===== Information given =====
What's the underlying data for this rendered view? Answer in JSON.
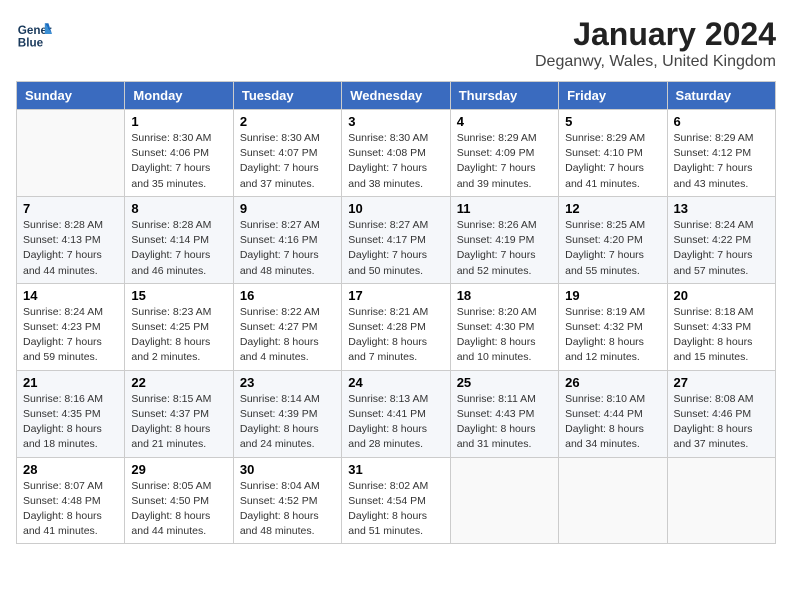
{
  "header": {
    "logo_line1": "General",
    "logo_line2": "Blue",
    "month": "January 2024",
    "location": "Deganwy, Wales, United Kingdom"
  },
  "weekdays": [
    "Sunday",
    "Monday",
    "Tuesday",
    "Wednesday",
    "Thursday",
    "Friday",
    "Saturday"
  ],
  "weeks": [
    [
      {
        "day": null,
        "info": null
      },
      {
        "day": "1",
        "info": "Sunrise: 8:30 AM\nSunset: 4:06 PM\nDaylight: 7 hours\nand 35 minutes."
      },
      {
        "day": "2",
        "info": "Sunrise: 8:30 AM\nSunset: 4:07 PM\nDaylight: 7 hours\nand 37 minutes."
      },
      {
        "day": "3",
        "info": "Sunrise: 8:30 AM\nSunset: 4:08 PM\nDaylight: 7 hours\nand 38 minutes."
      },
      {
        "day": "4",
        "info": "Sunrise: 8:29 AM\nSunset: 4:09 PM\nDaylight: 7 hours\nand 39 minutes."
      },
      {
        "day": "5",
        "info": "Sunrise: 8:29 AM\nSunset: 4:10 PM\nDaylight: 7 hours\nand 41 minutes."
      },
      {
        "day": "6",
        "info": "Sunrise: 8:29 AM\nSunset: 4:12 PM\nDaylight: 7 hours\nand 43 minutes."
      }
    ],
    [
      {
        "day": "7",
        "info": "Sunrise: 8:28 AM\nSunset: 4:13 PM\nDaylight: 7 hours\nand 44 minutes."
      },
      {
        "day": "8",
        "info": "Sunrise: 8:28 AM\nSunset: 4:14 PM\nDaylight: 7 hours\nand 46 minutes."
      },
      {
        "day": "9",
        "info": "Sunrise: 8:27 AM\nSunset: 4:16 PM\nDaylight: 7 hours\nand 48 minutes."
      },
      {
        "day": "10",
        "info": "Sunrise: 8:27 AM\nSunset: 4:17 PM\nDaylight: 7 hours\nand 50 minutes."
      },
      {
        "day": "11",
        "info": "Sunrise: 8:26 AM\nSunset: 4:19 PM\nDaylight: 7 hours\nand 52 minutes."
      },
      {
        "day": "12",
        "info": "Sunrise: 8:25 AM\nSunset: 4:20 PM\nDaylight: 7 hours\nand 55 minutes."
      },
      {
        "day": "13",
        "info": "Sunrise: 8:24 AM\nSunset: 4:22 PM\nDaylight: 7 hours\nand 57 minutes."
      }
    ],
    [
      {
        "day": "14",
        "info": "Sunrise: 8:24 AM\nSunset: 4:23 PM\nDaylight: 7 hours\nand 59 minutes."
      },
      {
        "day": "15",
        "info": "Sunrise: 8:23 AM\nSunset: 4:25 PM\nDaylight: 8 hours\nand 2 minutes."
      },
      {
        "day": "16",
        "info": "Sunrise: 8:22 AM\nSunset: 4:27 PM\nDaylight: 8 hours\nand 4 minutes."
      },
      {
        "day": "17",
        "info": "Sunrise: 8:21 AM\nSunset: 4:28 PM\nDaylight: 8 hours\nand 7 minutes."
      },
      {
        "day": "18",
        "info": "Sunrise: 8:20 AM\nSunset: 4:30 PM\nDaylight: 8 hours\nand 10 minutes."
      },
      {
        "day": "19",
        "info": "Sunrise: 8:19 AM\nSunset: 4:32 PM\nDaylight: 8 hours\nand 12 minutes."
      },
      {
        "day": "20",
        "info": "Sunrise: 8:18 AM\nSunset: 4:33 PM\nDaylight: 8 hours\nand 15 minutes."
      }
    ],
    [
      {
        "day": "21",
        "info": "Sunrise: 8:16 AM\nSunset: 4:35 PM\nDaylight: 8 hours\nand 18 minutes."
      },
      {
        "day": "22",
        "info": "Sunrise: 8:15 AM\nSunset: 4:37 PM\nDaylight: 8 hours\nand 21 minutes."
      },
      {
        "day": "23",
        "info": "Sunrise: 8:14 AM\nSunset: 4:39 PM\nDaylight: 8 hours\nand 24 minutes."
      },
      {
        "day": "24",
        "info": "Sunrise: 8:13 AM\nSunset: 4:41 PM\nDaylight: 8 hours\nand 28 minutes."
      },
      {
        "day": "25",
        "info": "Sunrise: 8:11 AM\nSunset: 4:43 PM\nDaylight: 8 hours\nand 31 minutes."
      },
      {
        "day": "26",
        "info": "Sunrise: 8:10 AM\nSunset: 4:44 PM\nDaylight: 8 hours\nand 34 minutes."
      },
      {
        "day": "27",
        "info": "Sunrise: 8:08 AM\nSunset: 4:46 PM\nDaylight: 8 hours\nand 37 minutes."
      }
    ],
    [
      {
        "day": "28",
        "info": "Sunrise: 8:07 AM\nSunset: 4:48 PM\nDaylight: 8 hours\nand 41 minutes."
      },
      {
        "day": "29",
        "info": "Sunrise: 8:05 AM\nSunset: 4:50 PM\nDaylight: 8 hours\nand 44 minutes."
      },
      {
        "day": "30",
        "info": "Sunrise: 8:04 AM\nSunset: 4:52 PM\nDaylight: 8 hours\nand 48 minutes."
      },
      {
        "day": "31",
        "info": "Sunrise: 8:02 AM\nSunset: 4:54 PM\nDaylight: 8 hours\nand 51 minutes."
      },
      {
        "day": null,
        "info": null
      },
      {
        "day": null,
        "info": null
      },
      {
        "day": null,
        "info": null
      }
    ]
  ]
}
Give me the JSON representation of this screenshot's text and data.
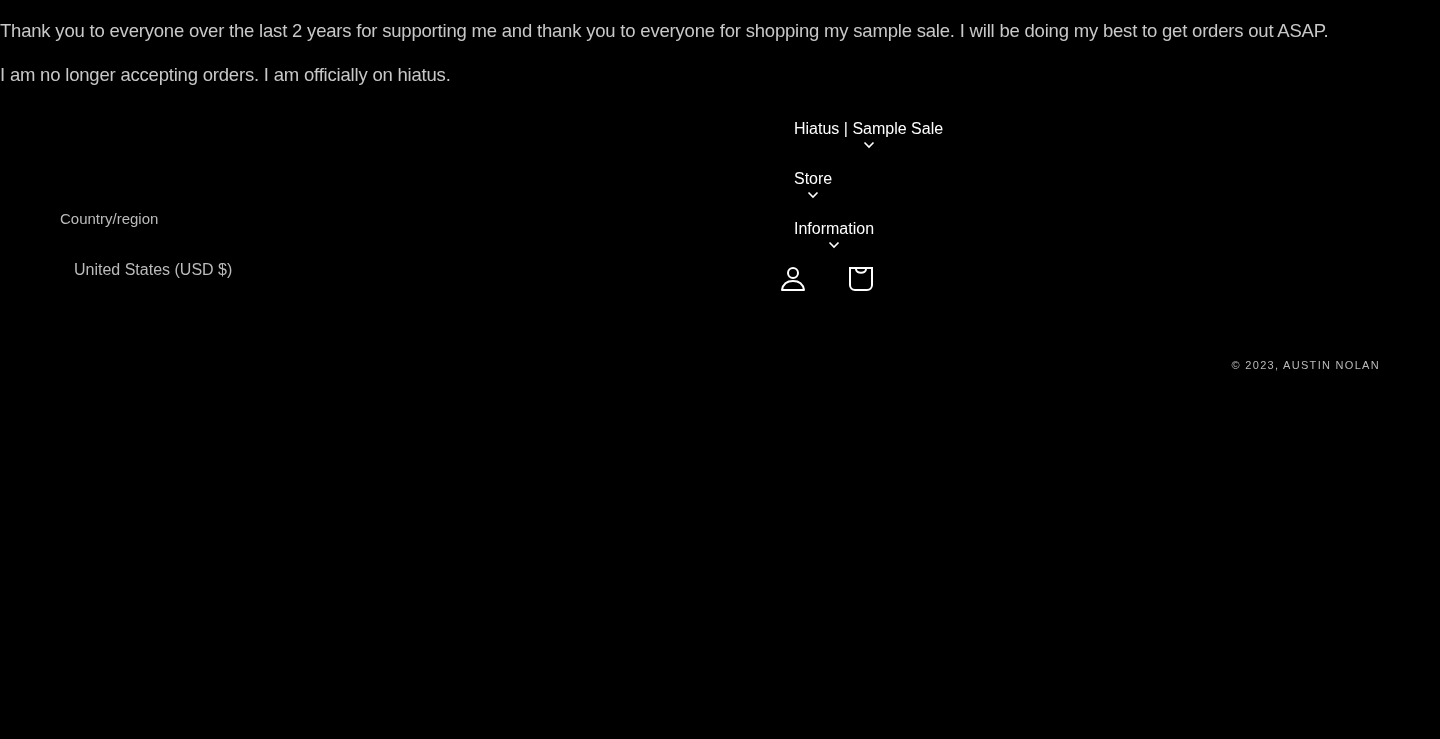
{
  "announcement": [
    "Thank you to everyone over the last 2 years for supporting me and thank you to everyone for shopping my sample sale. I will be doing my best to get orders out ASAP.",
    "I am no longer accepting orders. I am officially on hiatus."
  ],
  "localization": {
    "label": "Country/region",
    "value": "United States (USD $)"
  },
  "menu": [
    {
      "label": "Hiatus | Sample Sale",
      "expanded": false
    },
    {
      "label": "Store",
      "expanded": false
    },
    {
      "label": "Information",
      "expanded": false
    }
  ],
  "copyright": "© 2023, AUSTIN NOLAN"
}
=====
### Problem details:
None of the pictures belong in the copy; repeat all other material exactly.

### Output of the exercise:
What's the underlying data for this rendered view? Answer in JSON.
{
  "header": {
    "logo_line1": "General",
    "logo_line2": "Blue",
    "month": "January 2024",
    "location": "Deganwy, Wales, United Kingdom"
  },
  "weekdays": [
    "Sunday",
    "Monday",
    "Tuesday",
    "Wednesday",
    "Thursday",
    "Friday",
    "Saturday"
  ],
  "weeks": [
    [
      {
        "day": null,
        "info": null
      },
      {
        "day": "1",
        "info": "Sunrise: 8:30 AM\nSunset: 4:06 PM\nDaylight: 7 hours\nand 35 minutes."
      },
      {
        "day": "2",
        "info": "Sunrise: 8:30 AM\nSunset: 4:07 PM\nDaylight: 7 hours\nand 37 minutes."
      },
      {
        "day": "3",
        "info": "Sunrise: 8:30 AM\nSunset: 4:08 PM\nDaylight: 7 hours\nand 38 minutes."
      },
      {
        "day": "4",
        "info": "Sunrise: 8:29 AM\nSunset: 4:09 PM\nDaylight: 7 hours\nand 39 minutes."
      },
      {
        "day": "5",
        "info": "Sunrise: 8:29 AM\nSunset: 4:10 PM\nDaylight: 7 hours\nand 41 minutes."
      },
      {
        "day": "6",
        "info": "Sunrise: 8:29 AM\nSunset: 4:12 PM\nDaylight: 7 hours\nand 43 minutes."
      }
    ],
    [
      {
        "day": "7",
        "info": "Sunrise: 8:28 AM\nSunset: 4:13 PM\nDaylight: 7 hours\nand 44 minutes."
      },
      {
        "day": "8",
        "info": "Sunrise: 8:28 AM\nSunset: 4:14 PM\nDaylight: 7 hours\nand 46 minutes."
      },
      {
        "day": "9",
        "info": "Sunrise: 8:27 AM\nSunset: 4:16 PM\nDaylight: 7 hours\nand 48 minutes."
      },
      {
        "day": "10",
        "info": "Sunrise: 8:27 AM\nSunset: 4:17 PM\nDaylight: 7 hours\nand 50 minutes."
      },
      {
        "day": "11",
        "info": "Sunrise: 8:26 AM\nSunset: 4:19 PM\nDaylight: 7 hours\nand 52 minutes."
      },
      {
        "day": "12",
        "info": "Sunrise: 8:25 AM\nSunset: 4:20 PM\nDaylight: 7 hours\nand 55 minutes."
      },
      {
        "day": "13",
        "info": "Sunrise: 8:24 AM\nSunset: 4:22 PM\nDaylight: 7 hours\nand 57 minutes."
      }
    ],
    [
      {
        "day": "14",
        "info": "Sunrise: 8:24 AM\nSunset: 4:23 PM\nDaylight: 7 hours\nand 59 minutes."
      },
      {
        "day": "15",
        "info": "Sunrise: 8:23 AM\nSunset: 4:25 PM\nDaylight: 8 hours\nand 2 minutes."
      },
      {
        "day": "16",
        "info": "Sunrise: 8:22 AM\nSunset: 4:27 PM\nDaylight: 8 hours\nand 4 minutes."
      },
      {
        "day": "17",
        "info": "Sunrise: 8:21 AM\nSunset: 4:28 PM\nDaylight: 8 hours\nand 7 minutes."
      },
      {
        "day": "18",
        "info": "Sunrise: 8:20 AM\nSunset: 4:30 PM\nDaylight: 8 hours\nand 10 minutes."
      },
      {
        "day": "19",
        "info": "Sunrise: 8:19 AM\nSunset: 4:32 PM\nDaylight: 8 hours\nand 12 minutes."
      },
      {
        "day": "20",
        "info": "Sunrise: 8:18 AM\nSunset: 4:33 PM\nDaylight: 8 hours\nand 15 minutes."
      }
    ],
    [
      {
        "day": "21",
        "info": "Sunrise: 8:16 AM\nSunset: 4:35 PM\nDaylight: 8 hours\nand 18 minutes."
      },
      {
        "day": "22",
        "info": "Sunrise: 8:15 AM\nSunset: 4:37 PM\nDaylight: 8 hours\nand 21 minutes."
      },
      {
        "day": "23",
        "info": "Sunrise: 8:14 AM\nSunset: 4:39 PM\nDaylight: 8 hours\nand 24 minutes."
      },
      {
        "day": "24",
        "info": "Sunrise: 8:13 AM\nSunset: 4:41 PM\nDaylight: 8 hours\nand 28 minutes."
      },
      {
        "day": "25",
        "info": "Sunrise: 8:11 AM\nSunset: 4:43 PM\nDaylight: 8 hours\nand 31 minutes."
      },
      {
        "day": "26",
        "info": "Sunrise: 8:10 AM\nSunset: 4:44 PM\nDaylight: 8 hours\nand 34 minutes."
      },
      {
        "day": "27",
        "info": "Sunrise: 8:08 AM\nSunset: 4:46 PM\nDaylight: 8 hours\nand 37 minutes."
      }
    ],
    [
      {
        "day": "28",
        "info": "Sunrise: 8:07 AM\nSunset: 4:48 PM\nDaylight: 8 hours\nand 41 minutes."
      },
      {
        "day": "29",
        "info": "Sunrise: 8:05 AM\nSunset: 4:50 PM\nDaylight: 8 hours\nand 44 minutes."
      },
      {
        "day": "30",
        "info": "Sunrise: 8:04 AM\nSunset: 4:52 PM\nDaylight: 8 hours\nand 48 minutes."
      },
      {
        "day": "31",
        "info": "Sunrise: 8:02 AM\nSunset: 4:54 PM\nDaylight: 8 hours\nand 51 minutes."
      },
      {
        "day": null,
        "info": null
      },
      {
        "day": null,
        "info": null
      },
      {
        "day": null,
        "info": null
      }
    ]
  ]
}
Give me the JSON representation of this screenshot's text and data.
{
  "announcement": [
    "Thank you to everyone over the last 2 years for supporting me and thank you to everyone for shopping my sample sale. I will be doing my best to get orders out ASAP.",
    "I am no longer accepting orders. I am officially on hiatus."
  ],
  "localization": {
    "label": "Country/region",
    "value": "United States (USD $)"
  },
  "menu": [
    {
      "label": "Hiatus | Sample Sale",
      "expanded": false
    },
    {
      "label": "Store",
      "expanded": false
    },
    {
      "label": "Information",
      "expanded": false
    }
  ],
  "copyright": "© 2023, AUSTIN NOLAN"
}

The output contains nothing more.